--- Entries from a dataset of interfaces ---
::::::::::
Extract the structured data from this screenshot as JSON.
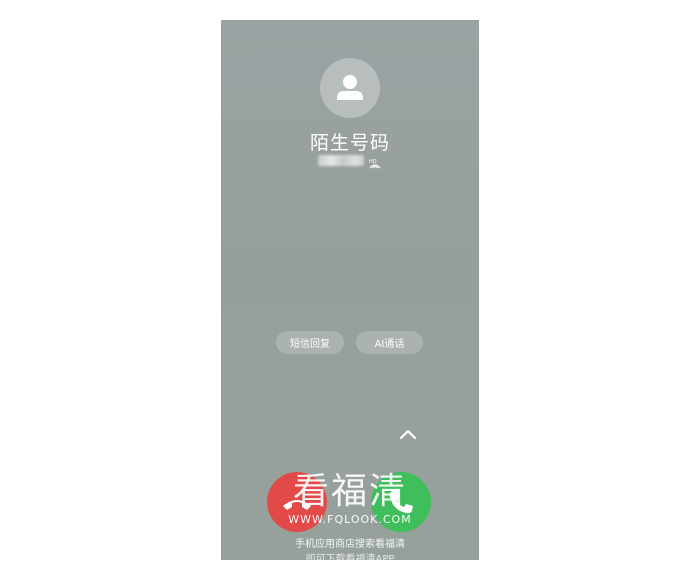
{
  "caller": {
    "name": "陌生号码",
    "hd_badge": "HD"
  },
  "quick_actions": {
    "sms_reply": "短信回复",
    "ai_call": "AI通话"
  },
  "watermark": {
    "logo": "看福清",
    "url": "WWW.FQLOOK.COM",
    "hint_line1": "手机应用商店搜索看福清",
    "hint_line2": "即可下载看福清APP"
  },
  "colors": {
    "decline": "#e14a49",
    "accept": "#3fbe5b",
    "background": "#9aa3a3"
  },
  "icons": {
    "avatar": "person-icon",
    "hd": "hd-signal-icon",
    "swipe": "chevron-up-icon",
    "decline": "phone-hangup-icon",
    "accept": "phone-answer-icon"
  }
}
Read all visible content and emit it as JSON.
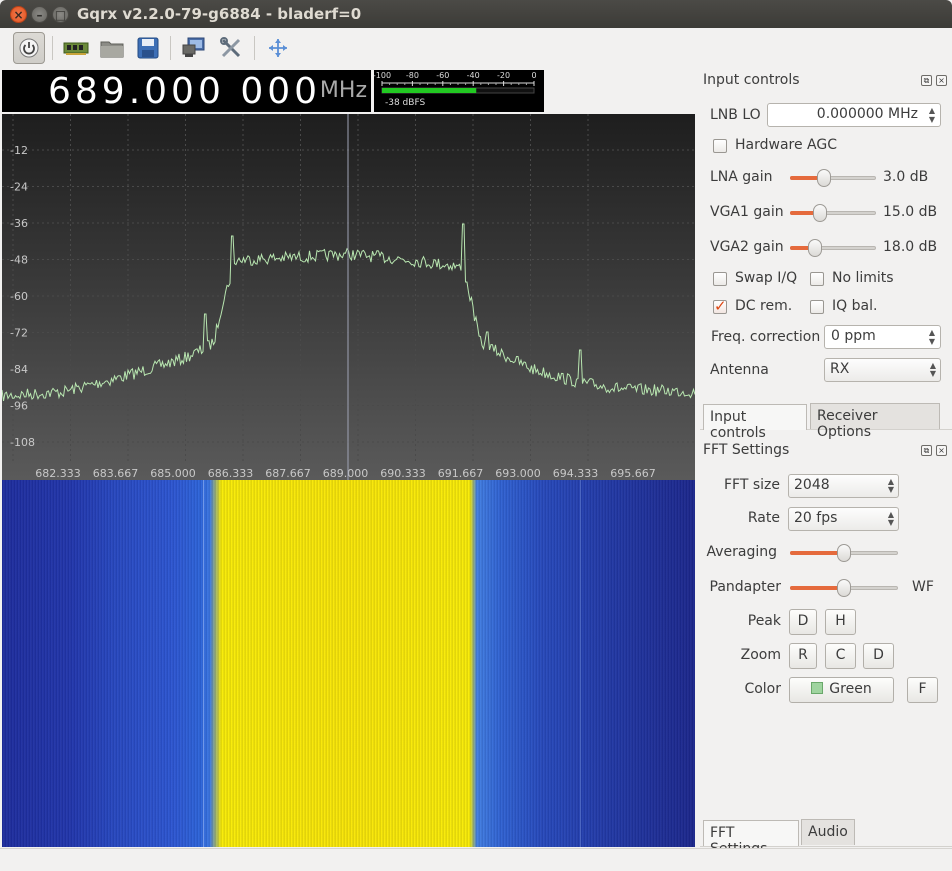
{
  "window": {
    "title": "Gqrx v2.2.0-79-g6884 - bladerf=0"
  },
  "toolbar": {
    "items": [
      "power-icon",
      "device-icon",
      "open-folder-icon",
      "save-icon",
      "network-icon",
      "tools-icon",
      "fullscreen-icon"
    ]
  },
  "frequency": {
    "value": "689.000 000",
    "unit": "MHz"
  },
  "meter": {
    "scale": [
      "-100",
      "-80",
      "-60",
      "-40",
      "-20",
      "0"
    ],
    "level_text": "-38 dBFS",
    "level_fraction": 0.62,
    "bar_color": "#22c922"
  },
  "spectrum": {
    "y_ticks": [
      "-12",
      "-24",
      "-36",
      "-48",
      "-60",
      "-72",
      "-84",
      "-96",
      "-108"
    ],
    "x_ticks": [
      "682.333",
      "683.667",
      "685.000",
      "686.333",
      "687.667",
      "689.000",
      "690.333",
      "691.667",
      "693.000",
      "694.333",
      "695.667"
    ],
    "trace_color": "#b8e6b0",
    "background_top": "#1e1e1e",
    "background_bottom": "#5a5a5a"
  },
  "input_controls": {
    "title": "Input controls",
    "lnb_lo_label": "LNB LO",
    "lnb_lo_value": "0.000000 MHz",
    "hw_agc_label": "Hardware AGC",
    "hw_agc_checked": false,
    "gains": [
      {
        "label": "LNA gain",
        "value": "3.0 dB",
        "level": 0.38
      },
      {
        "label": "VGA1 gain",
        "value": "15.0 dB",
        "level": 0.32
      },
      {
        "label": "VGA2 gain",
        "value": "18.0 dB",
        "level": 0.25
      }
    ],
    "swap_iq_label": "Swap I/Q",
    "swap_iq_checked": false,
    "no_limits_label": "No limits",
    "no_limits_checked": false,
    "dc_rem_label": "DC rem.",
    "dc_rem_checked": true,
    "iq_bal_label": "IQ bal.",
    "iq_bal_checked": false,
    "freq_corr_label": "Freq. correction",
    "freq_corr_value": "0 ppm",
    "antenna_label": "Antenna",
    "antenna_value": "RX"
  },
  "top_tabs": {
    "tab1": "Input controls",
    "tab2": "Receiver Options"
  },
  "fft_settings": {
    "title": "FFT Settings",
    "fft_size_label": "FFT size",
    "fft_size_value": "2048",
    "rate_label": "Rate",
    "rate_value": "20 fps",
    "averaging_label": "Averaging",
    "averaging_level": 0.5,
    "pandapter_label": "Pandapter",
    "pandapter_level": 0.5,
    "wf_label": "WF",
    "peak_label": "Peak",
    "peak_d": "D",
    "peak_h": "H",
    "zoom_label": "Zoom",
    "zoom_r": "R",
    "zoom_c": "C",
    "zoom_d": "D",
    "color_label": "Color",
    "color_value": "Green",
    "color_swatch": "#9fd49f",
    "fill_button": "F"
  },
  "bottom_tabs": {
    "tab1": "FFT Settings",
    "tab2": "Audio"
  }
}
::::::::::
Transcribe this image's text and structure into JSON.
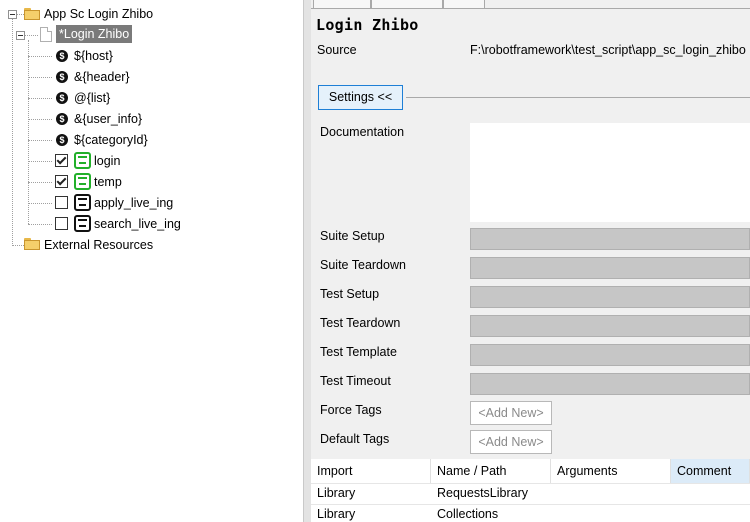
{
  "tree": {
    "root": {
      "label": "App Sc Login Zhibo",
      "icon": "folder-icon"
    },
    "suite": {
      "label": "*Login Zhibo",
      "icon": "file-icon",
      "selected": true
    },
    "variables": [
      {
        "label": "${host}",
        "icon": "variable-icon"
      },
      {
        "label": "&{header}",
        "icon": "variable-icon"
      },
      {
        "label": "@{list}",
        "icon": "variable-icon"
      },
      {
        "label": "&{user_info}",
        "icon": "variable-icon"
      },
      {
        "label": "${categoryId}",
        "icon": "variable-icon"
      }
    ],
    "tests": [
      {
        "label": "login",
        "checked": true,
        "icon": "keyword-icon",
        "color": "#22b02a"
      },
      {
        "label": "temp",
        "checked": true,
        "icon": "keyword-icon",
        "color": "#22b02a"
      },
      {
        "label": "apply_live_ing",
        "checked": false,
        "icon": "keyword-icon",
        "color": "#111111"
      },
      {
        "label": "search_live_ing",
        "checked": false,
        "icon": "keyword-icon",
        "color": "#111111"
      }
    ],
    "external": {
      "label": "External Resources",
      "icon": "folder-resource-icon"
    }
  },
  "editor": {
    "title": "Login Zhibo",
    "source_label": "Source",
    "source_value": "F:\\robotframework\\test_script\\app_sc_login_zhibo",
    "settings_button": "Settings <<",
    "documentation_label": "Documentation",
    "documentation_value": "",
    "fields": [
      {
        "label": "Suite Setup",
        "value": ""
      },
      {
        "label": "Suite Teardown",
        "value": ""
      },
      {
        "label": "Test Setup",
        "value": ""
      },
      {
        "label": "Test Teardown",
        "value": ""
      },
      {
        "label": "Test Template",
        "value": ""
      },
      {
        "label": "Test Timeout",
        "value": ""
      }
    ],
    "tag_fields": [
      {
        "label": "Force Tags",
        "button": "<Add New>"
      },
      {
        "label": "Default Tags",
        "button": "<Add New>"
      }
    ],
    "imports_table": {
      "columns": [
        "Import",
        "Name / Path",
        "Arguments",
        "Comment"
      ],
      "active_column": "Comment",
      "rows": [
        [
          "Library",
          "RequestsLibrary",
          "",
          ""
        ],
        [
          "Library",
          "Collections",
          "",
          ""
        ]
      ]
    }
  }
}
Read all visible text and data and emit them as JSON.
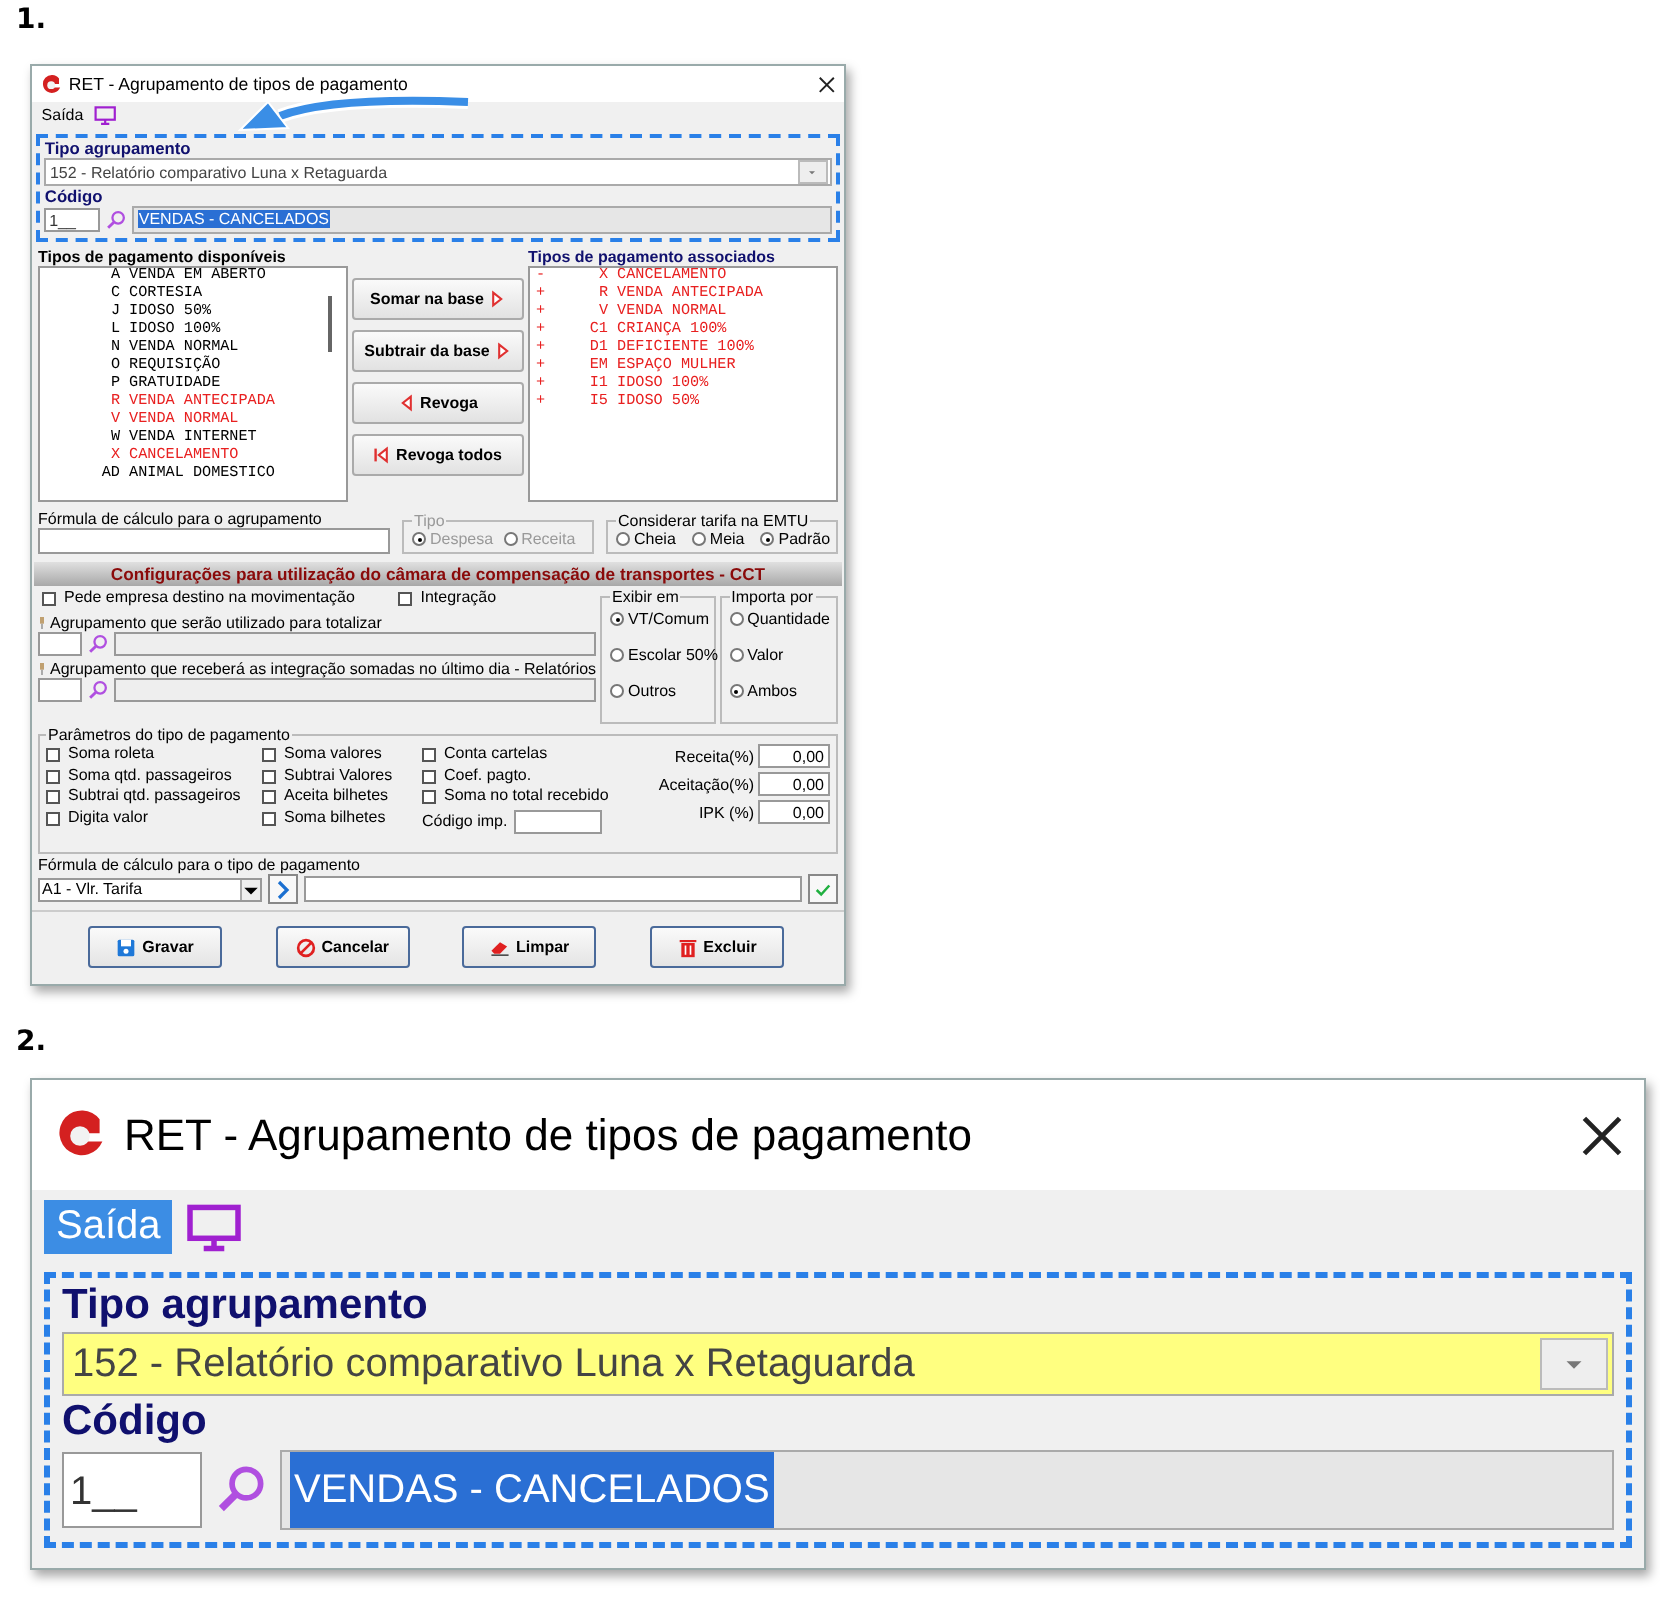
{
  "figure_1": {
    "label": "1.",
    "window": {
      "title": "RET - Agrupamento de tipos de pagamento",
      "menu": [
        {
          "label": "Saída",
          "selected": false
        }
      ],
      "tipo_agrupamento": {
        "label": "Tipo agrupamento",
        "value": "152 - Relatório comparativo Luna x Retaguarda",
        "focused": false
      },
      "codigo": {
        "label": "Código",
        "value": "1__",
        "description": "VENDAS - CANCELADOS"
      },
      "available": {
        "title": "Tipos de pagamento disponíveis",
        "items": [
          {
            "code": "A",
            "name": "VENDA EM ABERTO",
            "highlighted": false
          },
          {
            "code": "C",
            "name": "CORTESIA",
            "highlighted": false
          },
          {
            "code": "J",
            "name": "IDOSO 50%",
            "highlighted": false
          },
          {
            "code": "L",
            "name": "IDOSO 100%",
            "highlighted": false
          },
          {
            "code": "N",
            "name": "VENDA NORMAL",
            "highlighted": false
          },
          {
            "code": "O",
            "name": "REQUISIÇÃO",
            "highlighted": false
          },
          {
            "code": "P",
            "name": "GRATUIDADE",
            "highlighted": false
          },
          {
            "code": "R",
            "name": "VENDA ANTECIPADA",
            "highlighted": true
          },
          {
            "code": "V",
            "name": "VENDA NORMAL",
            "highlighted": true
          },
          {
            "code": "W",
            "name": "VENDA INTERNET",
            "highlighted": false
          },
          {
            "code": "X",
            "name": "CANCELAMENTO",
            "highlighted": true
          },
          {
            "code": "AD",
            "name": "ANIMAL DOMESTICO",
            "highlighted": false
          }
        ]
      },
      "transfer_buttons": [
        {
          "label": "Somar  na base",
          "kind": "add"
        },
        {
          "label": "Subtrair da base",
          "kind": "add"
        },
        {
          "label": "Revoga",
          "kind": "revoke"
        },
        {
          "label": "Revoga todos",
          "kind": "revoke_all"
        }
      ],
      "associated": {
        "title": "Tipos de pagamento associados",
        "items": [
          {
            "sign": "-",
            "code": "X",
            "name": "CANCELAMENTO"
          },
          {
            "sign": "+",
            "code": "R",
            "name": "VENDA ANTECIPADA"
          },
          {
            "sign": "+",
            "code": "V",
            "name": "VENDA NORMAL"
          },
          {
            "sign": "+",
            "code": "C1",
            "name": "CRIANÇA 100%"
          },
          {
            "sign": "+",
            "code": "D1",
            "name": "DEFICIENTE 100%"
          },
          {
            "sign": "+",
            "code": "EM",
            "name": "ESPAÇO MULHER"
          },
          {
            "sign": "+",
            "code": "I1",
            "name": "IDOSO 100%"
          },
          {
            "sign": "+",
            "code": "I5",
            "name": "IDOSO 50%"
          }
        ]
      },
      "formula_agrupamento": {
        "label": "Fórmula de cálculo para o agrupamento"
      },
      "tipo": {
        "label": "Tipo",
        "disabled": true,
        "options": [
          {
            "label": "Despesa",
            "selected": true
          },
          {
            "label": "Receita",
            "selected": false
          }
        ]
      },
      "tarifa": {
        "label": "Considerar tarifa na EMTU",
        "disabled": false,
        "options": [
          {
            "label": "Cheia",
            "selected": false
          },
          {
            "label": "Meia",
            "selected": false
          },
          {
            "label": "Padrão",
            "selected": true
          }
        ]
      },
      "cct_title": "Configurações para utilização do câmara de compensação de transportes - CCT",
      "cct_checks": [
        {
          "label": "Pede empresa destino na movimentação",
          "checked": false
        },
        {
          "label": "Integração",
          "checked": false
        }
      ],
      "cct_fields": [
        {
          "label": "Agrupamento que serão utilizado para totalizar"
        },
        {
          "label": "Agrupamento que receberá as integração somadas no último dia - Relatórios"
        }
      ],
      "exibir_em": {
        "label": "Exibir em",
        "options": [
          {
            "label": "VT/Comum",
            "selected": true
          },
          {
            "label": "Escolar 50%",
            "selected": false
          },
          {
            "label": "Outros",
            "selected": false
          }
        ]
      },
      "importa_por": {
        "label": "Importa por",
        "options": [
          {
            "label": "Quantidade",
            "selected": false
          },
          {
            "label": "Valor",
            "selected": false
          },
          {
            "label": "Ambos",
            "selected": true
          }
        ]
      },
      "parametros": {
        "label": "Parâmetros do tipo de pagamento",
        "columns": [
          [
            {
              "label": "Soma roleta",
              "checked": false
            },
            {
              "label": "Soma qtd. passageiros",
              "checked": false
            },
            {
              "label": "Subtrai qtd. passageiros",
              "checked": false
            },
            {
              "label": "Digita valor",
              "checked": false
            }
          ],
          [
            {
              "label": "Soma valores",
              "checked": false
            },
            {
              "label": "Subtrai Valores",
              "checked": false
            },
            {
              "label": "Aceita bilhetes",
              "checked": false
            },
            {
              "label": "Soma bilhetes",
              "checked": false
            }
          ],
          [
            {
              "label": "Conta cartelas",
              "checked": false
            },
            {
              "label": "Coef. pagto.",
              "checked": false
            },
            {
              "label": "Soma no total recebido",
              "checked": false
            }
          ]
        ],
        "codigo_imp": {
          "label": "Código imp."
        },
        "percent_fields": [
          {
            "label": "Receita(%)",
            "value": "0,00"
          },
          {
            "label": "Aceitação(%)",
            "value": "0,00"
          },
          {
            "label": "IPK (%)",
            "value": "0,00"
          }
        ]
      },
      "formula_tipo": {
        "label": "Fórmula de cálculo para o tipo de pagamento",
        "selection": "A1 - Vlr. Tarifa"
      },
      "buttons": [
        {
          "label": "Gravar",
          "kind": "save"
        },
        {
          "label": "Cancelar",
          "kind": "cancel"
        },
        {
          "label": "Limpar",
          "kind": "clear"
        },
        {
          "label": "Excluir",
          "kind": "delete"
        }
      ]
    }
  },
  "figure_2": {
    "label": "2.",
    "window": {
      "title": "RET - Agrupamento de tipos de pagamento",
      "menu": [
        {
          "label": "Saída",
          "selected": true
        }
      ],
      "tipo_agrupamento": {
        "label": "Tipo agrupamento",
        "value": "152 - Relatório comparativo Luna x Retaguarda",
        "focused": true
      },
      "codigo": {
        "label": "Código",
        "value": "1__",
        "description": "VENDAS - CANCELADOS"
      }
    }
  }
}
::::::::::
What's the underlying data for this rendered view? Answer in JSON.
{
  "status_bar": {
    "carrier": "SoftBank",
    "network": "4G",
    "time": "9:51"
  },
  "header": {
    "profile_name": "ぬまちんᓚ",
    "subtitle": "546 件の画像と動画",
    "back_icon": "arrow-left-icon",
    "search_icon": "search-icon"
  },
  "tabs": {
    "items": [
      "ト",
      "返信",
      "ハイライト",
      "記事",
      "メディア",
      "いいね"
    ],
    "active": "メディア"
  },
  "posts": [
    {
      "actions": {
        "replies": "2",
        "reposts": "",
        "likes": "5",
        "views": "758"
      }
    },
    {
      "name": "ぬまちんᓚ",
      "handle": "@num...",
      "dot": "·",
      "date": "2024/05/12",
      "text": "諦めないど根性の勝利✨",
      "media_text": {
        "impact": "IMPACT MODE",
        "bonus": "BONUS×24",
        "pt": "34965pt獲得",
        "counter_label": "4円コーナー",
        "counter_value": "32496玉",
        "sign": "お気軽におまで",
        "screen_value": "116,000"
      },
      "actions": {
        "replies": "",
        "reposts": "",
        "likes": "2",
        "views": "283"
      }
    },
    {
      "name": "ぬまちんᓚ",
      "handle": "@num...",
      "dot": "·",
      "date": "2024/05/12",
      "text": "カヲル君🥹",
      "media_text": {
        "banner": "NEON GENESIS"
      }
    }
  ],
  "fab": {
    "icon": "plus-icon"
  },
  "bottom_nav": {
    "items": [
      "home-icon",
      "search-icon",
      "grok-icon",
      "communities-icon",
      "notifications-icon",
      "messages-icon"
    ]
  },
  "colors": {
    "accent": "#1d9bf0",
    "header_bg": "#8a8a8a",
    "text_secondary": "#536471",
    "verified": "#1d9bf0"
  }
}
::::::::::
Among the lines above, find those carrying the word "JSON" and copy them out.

--- Answer for the task ---
Extract the structured data from this screenshot as JSON.
Read all visible content and emit it as JSON.
Transcribe this image's text and structure into JSON.
Read all visible text and data and emit them as JSON.
What's the underlying data for this rendered view? Answer in JSON.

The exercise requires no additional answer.